» **What you will do**: Would you output the whole of the data exactly?

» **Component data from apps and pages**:
----------------
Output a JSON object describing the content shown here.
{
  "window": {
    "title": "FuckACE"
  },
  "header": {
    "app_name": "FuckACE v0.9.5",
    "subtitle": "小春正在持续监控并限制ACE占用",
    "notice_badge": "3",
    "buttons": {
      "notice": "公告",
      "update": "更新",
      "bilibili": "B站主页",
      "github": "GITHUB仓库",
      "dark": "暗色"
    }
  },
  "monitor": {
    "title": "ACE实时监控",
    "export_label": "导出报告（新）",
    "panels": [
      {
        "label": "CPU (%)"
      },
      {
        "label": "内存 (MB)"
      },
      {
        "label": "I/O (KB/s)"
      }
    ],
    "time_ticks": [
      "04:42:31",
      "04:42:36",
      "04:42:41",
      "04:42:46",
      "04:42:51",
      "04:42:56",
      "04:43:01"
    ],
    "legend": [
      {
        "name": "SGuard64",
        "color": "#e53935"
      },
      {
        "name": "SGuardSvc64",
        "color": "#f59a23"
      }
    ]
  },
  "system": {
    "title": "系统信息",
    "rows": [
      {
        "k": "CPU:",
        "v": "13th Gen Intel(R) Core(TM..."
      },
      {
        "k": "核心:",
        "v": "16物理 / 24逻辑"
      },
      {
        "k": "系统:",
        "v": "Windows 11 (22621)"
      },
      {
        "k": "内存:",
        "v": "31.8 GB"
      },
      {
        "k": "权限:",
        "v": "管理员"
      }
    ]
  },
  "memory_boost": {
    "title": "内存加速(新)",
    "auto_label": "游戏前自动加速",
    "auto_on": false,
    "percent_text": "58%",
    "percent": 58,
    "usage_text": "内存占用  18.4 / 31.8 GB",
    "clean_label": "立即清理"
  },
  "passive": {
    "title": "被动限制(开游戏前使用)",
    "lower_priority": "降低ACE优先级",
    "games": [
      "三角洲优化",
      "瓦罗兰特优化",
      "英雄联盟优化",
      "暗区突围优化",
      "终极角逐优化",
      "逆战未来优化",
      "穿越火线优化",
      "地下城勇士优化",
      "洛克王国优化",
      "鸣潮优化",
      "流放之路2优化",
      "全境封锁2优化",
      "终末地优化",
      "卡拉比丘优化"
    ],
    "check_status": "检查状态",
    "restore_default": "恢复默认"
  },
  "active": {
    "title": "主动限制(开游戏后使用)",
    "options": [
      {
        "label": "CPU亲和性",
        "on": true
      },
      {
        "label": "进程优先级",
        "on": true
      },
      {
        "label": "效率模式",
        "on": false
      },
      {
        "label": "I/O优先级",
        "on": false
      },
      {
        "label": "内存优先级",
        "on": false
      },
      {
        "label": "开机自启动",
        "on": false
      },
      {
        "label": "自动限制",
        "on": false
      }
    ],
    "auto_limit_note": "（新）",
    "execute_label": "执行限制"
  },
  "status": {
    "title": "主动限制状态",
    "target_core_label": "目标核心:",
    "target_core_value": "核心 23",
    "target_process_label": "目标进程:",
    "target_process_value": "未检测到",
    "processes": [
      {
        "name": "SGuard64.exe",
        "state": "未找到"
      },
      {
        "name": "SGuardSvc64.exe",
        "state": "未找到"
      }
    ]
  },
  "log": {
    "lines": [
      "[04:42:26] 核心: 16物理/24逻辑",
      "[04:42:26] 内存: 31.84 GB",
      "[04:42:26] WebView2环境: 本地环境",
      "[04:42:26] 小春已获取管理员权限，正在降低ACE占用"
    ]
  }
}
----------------
» **Finished task**:
Output a JSON object describing the content shown here.
{
  "window": {
    "title": "FuckACE"
  },
  "header": {
    "app_name": "FuckACE v0.9.5",
    "subtitle": "小春正在持续监控并限制ACE占用",
    "notice_badge": "3",
    "buttons": {
      "notice": "公告",
      "update": "更新",
      "bilibili": "B站主页",
      "github": "GITHUB仓库",
      "dark": "暗色"
    }
  },
  "monitor": {
    "title": "ACE实时监控",
    "export_label": "导出报告（新）",
    "panels": [
      {
        "label": "CPU (%)"
      },
      {
        "label": "内存 (MB)"
      },
      {
        "label": "I/O (KB/s)"
      }
    ],
    "time_ticks": [
      "04:42:31",
      "04:42:36",
      "04:42:41",
      "04:42:46",
      "04:42:51",
      "04:42:56",
      "04:43:01"
    ],
    "legend": [
      {
        "name": "SGuard64",
        "color": "#e53935"
      },
      {
        "name": "SGuardSvc64",
        "color": "#f59a23"
      }
    ]
  },
  "system": {
    "title": "系统信息",
    "rows": [
      {
        "k": "CPU:",
        "v": "13th Gen Intel(R) Core(TM..."
      },
      {
        "k": "核心:",
        "v": "16物理 / 24逻辑"
      },
      {
        "k": "系统:",
        "v": "Windows 11 (22621)"
      },
      {
        "k": "内存:",
        "v": "31.8 GB"
      },
      {
        "k": "权限:",
        "v": "管理员"
      }
    ]
  },
  "memory_boost": {
    "title": "内存加速(新)",
    "auto_label": "游戏前自动加速",
    "auto_on": false,
    "percent_text": "58%",
    "percent": 58,
    "usage_text": "内存占用  18.4 / 31.8 GB",
    "clean_label": "立即清理"
  },
  "passive": {
    "title": "被动限制(开游戏前使用)",
    "lower_priority": "降低ACE优先级",
    "games": [
      "三角洲优化",
      "瓦罗兰特优化",
      "英雄联盟优化",
      "暗区突围优化",
      "终极角逐优化",
      "逆战未来优化",
      "穿越火线优化",
      "地下城勇士优化",
      "洛克王国优化",
      "鸣潮优化",
      "流放之路2优化",
      "全境封锁2优化",
      "终末地优化",
      "卡拉比丘优化"
    ],
    "check_status": "检查状态",
    "restore_default": "恢复默认"
  },
  "active": {
    "title": "主动限制(开游戏后使用)",
    "options": [
      {
        "label": "CPU亲和性",
        "on": true
      },
      {
        "label": "进程优先级",
        "on": true
      },
      {
        "label": "效率模式",
        "on": false
      },
      {
        "label": "I/O优先级",
        "on": false
      },
      {
        "label": "内存优先级",
        "on": false
      },
      {
        "label": "开机自启动",
        "on": false
      },
      {
        "label": "自动限制",
        "on": false
      }
    ],
    "auto_limit_note": "（新）",
    "execute_label": "执行限制"
  },
  "status": {
    "title": "主动限制状态",
    "target_core_label": "目标核心:",
    "target_core_value": "核心 23",
    "target_process_label": "目标进程:",
    "target_process_value": "未检测到",
    "processes": [
      {
        "name": "SGuard64.exe",
        "state": "未找到"
      },
      {
        "name": "SGuardSvc64.exe",
        "state": "未找到"
      }
    ]
  },
  "log": {
    "lines": [
      "[04:42:26] 核心: 16物理/24逻辑",
      "[04:42:26] 内存: 31.84 GB",
      "[04:42:26] WebView2环境: 本地环境",
      "[04:42:26] 小春已获取管理员权限，正在降低ACE占用"
    ]
  }
}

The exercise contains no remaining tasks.